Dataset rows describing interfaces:
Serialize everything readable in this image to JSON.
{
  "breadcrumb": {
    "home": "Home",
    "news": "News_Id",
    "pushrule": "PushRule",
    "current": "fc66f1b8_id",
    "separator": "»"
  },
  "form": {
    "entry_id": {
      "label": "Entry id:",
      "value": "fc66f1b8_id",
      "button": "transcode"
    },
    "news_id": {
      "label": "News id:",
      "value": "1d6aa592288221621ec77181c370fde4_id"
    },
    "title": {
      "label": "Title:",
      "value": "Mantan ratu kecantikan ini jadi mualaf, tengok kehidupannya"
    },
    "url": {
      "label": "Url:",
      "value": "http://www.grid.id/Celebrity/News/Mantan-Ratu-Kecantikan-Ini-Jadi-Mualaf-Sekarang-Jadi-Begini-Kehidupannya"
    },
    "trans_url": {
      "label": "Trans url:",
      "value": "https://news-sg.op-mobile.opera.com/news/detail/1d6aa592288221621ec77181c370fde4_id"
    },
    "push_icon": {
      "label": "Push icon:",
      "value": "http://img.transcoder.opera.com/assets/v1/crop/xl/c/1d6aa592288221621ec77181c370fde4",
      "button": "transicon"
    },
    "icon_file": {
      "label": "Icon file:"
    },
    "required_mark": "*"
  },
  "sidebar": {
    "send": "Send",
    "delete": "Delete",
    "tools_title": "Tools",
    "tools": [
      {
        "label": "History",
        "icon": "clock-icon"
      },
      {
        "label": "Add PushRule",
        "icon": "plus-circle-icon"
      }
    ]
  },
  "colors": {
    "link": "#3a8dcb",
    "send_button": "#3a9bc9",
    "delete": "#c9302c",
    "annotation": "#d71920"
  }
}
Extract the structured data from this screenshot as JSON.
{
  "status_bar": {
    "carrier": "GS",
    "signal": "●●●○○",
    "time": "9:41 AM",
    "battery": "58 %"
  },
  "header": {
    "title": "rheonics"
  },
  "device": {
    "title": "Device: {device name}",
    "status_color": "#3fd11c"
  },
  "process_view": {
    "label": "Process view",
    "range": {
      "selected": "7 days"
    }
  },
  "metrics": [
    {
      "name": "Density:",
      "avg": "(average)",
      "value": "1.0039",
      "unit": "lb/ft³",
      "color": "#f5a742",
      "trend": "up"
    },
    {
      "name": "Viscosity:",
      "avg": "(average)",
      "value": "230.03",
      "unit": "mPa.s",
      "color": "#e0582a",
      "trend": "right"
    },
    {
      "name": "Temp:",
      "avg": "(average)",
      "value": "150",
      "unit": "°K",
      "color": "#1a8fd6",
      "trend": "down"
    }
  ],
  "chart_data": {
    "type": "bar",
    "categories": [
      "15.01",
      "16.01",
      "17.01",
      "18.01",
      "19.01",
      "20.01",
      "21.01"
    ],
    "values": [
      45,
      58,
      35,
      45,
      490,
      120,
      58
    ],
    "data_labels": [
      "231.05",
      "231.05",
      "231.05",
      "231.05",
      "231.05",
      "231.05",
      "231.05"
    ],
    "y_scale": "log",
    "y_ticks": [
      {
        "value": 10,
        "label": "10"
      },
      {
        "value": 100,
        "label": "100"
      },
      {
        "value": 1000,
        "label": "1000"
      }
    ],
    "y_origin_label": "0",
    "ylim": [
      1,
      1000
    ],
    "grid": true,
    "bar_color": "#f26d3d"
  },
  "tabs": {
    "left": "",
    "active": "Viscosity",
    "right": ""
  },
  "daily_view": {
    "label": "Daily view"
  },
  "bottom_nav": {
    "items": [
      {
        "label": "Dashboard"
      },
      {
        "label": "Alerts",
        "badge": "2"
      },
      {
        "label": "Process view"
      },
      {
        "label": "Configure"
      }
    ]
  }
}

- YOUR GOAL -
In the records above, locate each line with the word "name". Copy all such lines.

- FINISHED EXERCISE -
    "title": "Device: {device name}",
      "name": "Density:",
      "name": "Viscosity:",
      "name": "Temp:",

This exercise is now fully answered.